The concept of sanitation was earlier limited to disposal of human excreta by cesspools, open ditches, pit latrines, bucket system etc. Today it connotes a comprehensive concept, which includes liquid and solid waste disposal, food hygiene, and personal, domestic as well as environmental hygiene. Proper sanitation is important not only from the general health point of view but it has a vital role to play in our individual and social life too. Sanitation is one of the basic determinants of quality of life and human development index. Good sanitary practices prevent contamination of water and soil and thereby prevent diseases. The concept of sanitation was, therefore, expanded to include personal hygiene, home sanitation, safe water, garbage disposal, excreta disposal and waste water disposal.

 

A comprehensive Baseline Survey on Knowledge, Attitudes and Practices in rural water supply and sanitation was conducted during 1996-97 under the aegis of the Indian Institute of Mass Communication, which showed that 55% of those with private latrines were self-motivated. Only 2% of the respondents claimed the existence of subsidy as the major motivating factor, while 54% claimed to have gone in for sanitary latrines due to convenience and privacy. The study also showed that 51% of the respondents were willing to spend upto Rs.1000/- to acquire sanitary toilets. 

 

Source: Guidelines Central Rural Sanitation Prrogramme, 2011

 

National Policy on Faecal Sludge and Septage Management (FSSM)

 

Faecal Sludge: “Faecal Sludge” is raw or partially digested, in a slurry or semisolid form, the collection, storage or treatment of combinations of excreta and black water, with or without grey water.

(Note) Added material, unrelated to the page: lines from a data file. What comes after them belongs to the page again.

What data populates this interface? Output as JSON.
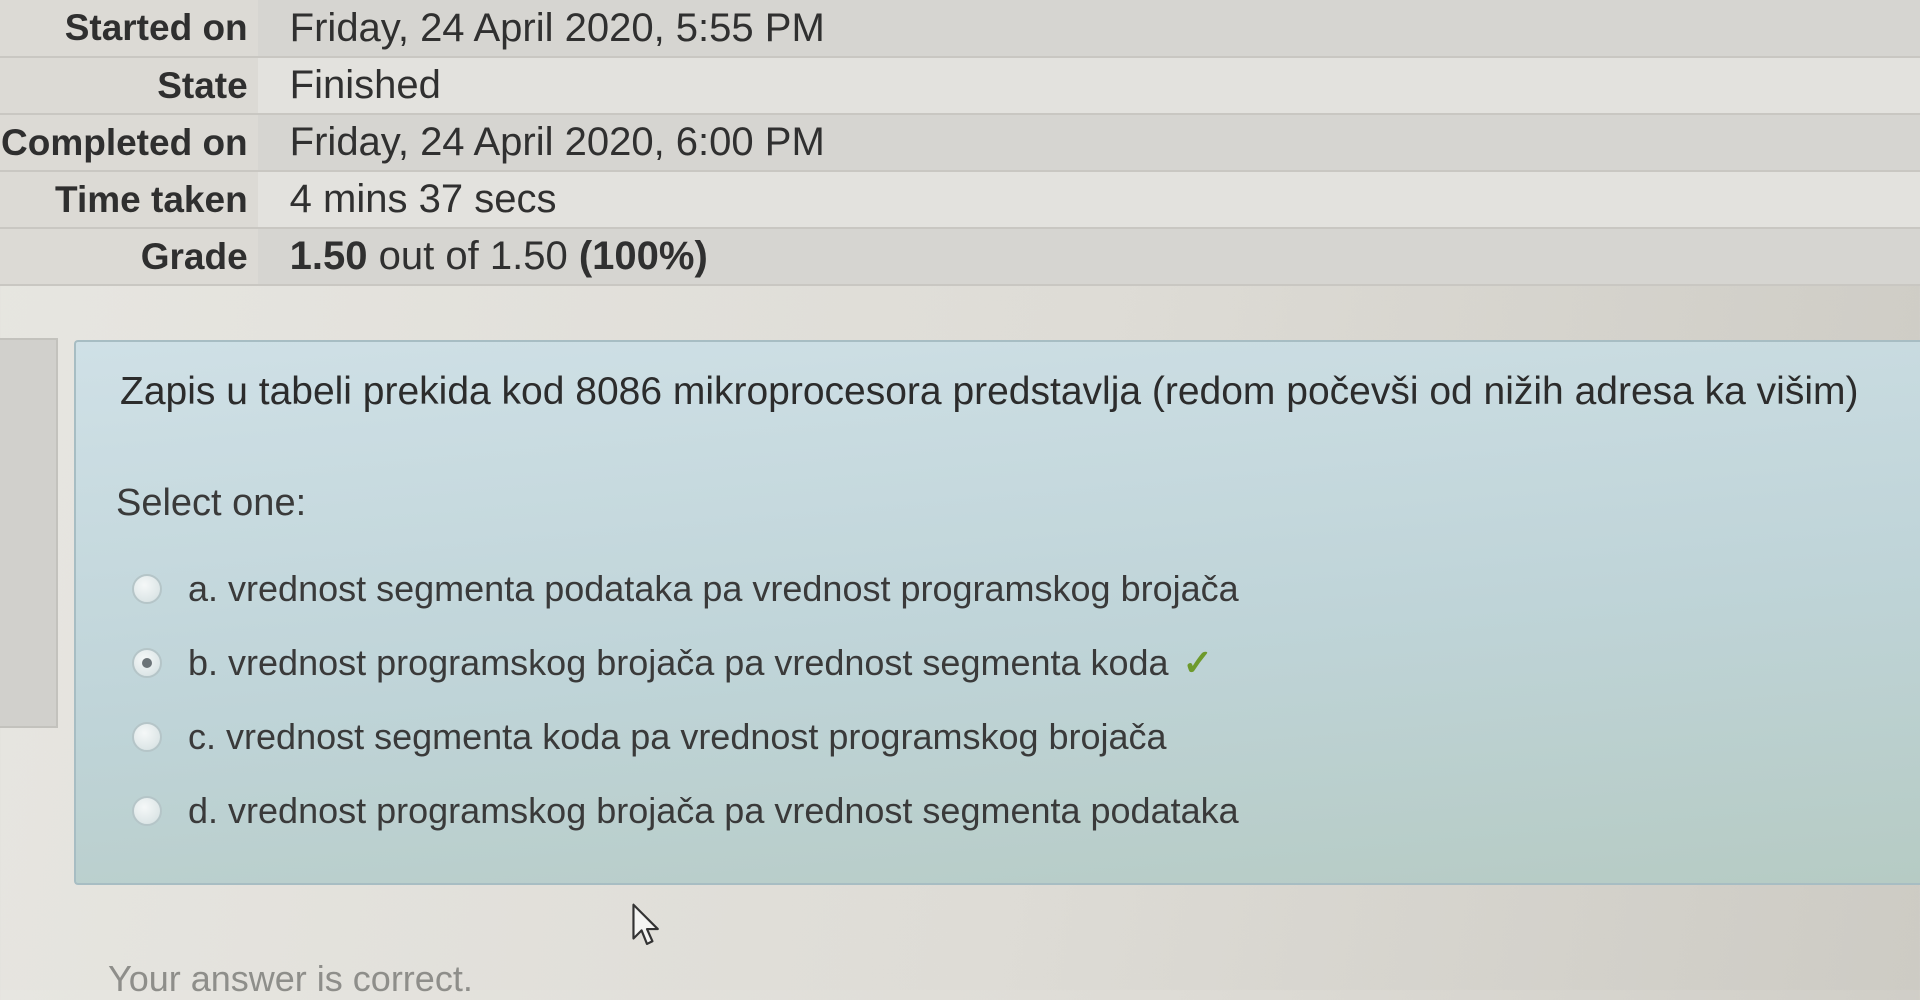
{
  "summary": {
    "rows": [
      {
        "label": "Started on",
        "value": "Friday, 24 April 2020, 5:55 PM"
      },
      {
        "label": "State",
        "value": "Finished"
      },
      {
        "label": "Completed on",
        "value": "Friday, 24 April 2020, 6:00 PM"
      },
      {
        "label": "Time taken",
        "value": "4 mins 37 secs"
      }
    ],
    "grade": {
      "label": "Grade",
      "score": "1.50",
      "out_of_text": "out of 1.50",
      "percent": "(100%)"
    }
  },
  "question": {
    "text": "Zapis u tabeli prekida kod 8086 mikroprocesora predstavlja (redom počevši od nižih adresa ka višim)",
    "prompt": "Select one:",
    "options": [
      {
        "letter": "a.",
        "text": "vrednost segmenta podataka pa vrednost programskog brojača",
        "selected": false
      },
      {
        "letter": "b.",
        "text": "vrednost programskog brojača pa vrednost segmenta koda",
        "selected": true,
        "correct_icon": "check-icon"
      },
      {
        "letter": "c.",
        "text": "vrednost segmenta koda pa vrednost programskog brojača",
        "selected": false
      },
      {
        "letter": "d.",
        "text": "vrednost programskog brojača pa vrednost segmenta podataka",
        "selected": false
      }
    ],
    "correct_mark": "✓",
    "feedback": "Your answer is correct."
  },
  "colors": {
    "question_background": "#c6dadf",
    "correct_check": "#6e9a2c"
  }
}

It is the solid or settled contents of pit latrines and septic tanks. The physical, chemical and biological qualities of faecal sludge are influenced by the duration of storage, temperature, soil condition, and intrusion of groundwater or surface water in septic tanks or pits, performance of septic tanks, and tank emptying technology and pattern.  Faecal sludge is the solid or settled contents of pit latrines and septic tanks. Faecal sludge (FS) comes from onsite sanitation systems. Examples of onsite technologies include pit latrines, non-sewered public ablution blocks, septic tanks, aqua privies, and dry toilets.Read More....